Friday, June 17, 2005

Nellie B: USDA Prime
Nellie B: USDA Prime

Remember "This is Karen Ryan, reporting" and President Bush's promise that the government wouldn't pump out any more of what the GAO criticized as "covert propaganda"? Yeah, and he also said that Saddam Hussein had WMDs and was a threat to Americans.

The new news about fake news comes courtesy of the Chicago Tribune, reporting that the US Department of Agriculture has produced and distributed more than three dozen TV and radio spots promoting the Central American Free Trade Agreement, a proposal controversial even with many Republicans. "I can't imagine how any senator or House member from ag country could stand up and vote against CAFTA," one spot quotes USDA secretary Mike Johanns. "It makes no sense to me. It's voting against our producers."
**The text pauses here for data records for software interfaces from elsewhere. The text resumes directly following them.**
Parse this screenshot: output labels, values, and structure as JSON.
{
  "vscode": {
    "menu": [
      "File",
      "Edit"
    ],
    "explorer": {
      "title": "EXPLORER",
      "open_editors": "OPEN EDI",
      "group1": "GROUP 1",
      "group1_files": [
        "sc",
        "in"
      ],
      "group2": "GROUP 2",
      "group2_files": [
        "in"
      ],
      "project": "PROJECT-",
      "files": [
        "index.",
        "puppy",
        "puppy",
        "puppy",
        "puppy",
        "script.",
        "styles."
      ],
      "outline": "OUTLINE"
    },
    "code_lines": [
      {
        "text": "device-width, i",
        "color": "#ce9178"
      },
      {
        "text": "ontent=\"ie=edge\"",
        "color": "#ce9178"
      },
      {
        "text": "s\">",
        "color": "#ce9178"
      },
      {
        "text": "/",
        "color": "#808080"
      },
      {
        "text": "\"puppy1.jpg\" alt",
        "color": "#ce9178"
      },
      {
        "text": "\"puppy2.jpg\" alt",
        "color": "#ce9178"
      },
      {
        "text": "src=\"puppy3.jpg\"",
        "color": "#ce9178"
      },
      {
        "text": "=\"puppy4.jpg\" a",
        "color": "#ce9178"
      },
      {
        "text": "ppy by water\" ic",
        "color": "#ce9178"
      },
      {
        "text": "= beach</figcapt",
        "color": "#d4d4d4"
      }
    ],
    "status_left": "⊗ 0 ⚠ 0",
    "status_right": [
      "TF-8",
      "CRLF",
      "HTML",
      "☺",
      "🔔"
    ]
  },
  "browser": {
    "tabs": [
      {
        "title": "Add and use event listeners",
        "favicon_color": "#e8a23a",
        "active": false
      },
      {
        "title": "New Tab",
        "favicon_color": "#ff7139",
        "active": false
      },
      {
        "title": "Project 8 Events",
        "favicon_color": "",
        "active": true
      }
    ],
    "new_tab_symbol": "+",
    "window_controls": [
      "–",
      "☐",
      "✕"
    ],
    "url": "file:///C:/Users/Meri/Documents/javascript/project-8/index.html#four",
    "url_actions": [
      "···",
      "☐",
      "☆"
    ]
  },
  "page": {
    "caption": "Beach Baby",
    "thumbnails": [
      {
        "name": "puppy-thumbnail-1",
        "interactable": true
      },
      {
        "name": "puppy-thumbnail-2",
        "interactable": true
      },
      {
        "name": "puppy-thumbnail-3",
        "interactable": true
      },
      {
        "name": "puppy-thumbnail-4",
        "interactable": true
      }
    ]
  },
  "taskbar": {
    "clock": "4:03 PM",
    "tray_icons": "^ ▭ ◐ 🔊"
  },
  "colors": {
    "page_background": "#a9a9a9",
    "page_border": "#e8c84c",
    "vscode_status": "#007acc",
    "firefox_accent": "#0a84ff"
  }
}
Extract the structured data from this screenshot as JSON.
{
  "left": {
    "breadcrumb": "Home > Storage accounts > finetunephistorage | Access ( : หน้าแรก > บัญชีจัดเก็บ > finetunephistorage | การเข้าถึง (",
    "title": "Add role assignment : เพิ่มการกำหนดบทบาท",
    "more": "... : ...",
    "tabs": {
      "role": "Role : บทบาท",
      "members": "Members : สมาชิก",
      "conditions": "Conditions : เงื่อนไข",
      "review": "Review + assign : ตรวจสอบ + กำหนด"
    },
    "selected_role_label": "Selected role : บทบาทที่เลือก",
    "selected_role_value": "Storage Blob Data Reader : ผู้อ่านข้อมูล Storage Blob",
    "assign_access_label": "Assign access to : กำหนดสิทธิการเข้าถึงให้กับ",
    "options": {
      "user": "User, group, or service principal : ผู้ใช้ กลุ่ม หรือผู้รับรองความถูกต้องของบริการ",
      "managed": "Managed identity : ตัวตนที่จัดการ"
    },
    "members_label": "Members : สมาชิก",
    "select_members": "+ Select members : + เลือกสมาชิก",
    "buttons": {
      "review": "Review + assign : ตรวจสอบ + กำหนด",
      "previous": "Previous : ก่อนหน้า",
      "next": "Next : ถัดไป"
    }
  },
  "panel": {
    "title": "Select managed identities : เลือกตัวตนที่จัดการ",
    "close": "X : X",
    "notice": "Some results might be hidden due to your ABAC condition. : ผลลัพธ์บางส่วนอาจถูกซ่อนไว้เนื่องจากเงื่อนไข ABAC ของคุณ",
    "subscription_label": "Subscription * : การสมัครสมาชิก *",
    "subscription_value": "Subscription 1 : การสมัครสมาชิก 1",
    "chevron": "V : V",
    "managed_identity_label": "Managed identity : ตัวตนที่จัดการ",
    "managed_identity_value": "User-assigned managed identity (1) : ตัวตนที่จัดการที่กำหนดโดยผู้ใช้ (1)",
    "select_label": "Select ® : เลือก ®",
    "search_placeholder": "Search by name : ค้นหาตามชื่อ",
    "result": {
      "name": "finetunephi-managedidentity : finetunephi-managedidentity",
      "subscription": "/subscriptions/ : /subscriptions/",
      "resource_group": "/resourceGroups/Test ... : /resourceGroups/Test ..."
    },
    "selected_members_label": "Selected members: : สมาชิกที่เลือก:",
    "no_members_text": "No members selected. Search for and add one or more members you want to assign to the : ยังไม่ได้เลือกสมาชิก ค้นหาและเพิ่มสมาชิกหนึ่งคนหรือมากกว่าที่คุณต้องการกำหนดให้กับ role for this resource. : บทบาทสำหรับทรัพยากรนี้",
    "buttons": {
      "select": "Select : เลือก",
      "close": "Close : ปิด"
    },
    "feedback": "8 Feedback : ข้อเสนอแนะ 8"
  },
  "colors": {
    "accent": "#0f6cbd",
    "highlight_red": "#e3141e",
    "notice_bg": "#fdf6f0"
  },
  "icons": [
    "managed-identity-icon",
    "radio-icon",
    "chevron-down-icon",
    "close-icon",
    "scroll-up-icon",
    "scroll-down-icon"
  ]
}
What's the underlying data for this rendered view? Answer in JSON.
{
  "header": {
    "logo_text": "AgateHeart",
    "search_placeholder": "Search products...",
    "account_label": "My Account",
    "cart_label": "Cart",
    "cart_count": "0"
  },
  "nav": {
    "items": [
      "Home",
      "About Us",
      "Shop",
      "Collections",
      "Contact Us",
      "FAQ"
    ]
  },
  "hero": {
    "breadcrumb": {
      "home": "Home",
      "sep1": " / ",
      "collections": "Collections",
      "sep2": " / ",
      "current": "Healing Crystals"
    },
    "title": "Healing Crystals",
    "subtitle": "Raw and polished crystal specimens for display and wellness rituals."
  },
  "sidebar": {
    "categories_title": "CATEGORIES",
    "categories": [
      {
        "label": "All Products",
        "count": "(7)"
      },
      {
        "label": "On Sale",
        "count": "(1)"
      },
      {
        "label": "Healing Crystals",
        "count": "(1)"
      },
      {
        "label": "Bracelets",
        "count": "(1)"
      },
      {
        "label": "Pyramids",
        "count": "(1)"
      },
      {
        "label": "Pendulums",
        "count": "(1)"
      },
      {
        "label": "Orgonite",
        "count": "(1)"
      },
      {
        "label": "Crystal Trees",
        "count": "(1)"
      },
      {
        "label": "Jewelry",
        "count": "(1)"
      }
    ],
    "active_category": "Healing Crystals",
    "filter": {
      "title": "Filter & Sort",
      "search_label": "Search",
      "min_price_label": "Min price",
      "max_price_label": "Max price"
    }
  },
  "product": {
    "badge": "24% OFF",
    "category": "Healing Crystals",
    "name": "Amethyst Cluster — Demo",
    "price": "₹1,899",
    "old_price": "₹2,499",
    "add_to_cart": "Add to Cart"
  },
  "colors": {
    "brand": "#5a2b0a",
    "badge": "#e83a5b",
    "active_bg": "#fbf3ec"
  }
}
Rural communities have long relied on the USDA for news: that's part of its mission, providing information on the latest agricultural research and the like. But in between the updates on new corn varieties and poultry ailments, many of the smaller and more cash-strapped rural broadcasters are running the pro-CAFTA spots unedited, except for removing the USDA tagline at the end to make them look like news reports. Anti-CAFTA politicians are crying foul, or at least calling such "news reports" propaganda.

As for unequivocal propaganda -- y'know, psychological warfare from the US Special Operations Command -- the government outsources that stuff, reports the Richmond Times-Dispatch, Va. We could be spending some $100 million "for the [three selected] firms to produce print articles, video and audio broadcasts, Internet sites and novelty items, like T-shirts and bumper stickers, for foreign audiences." The war on terror waged on a bumper sticker?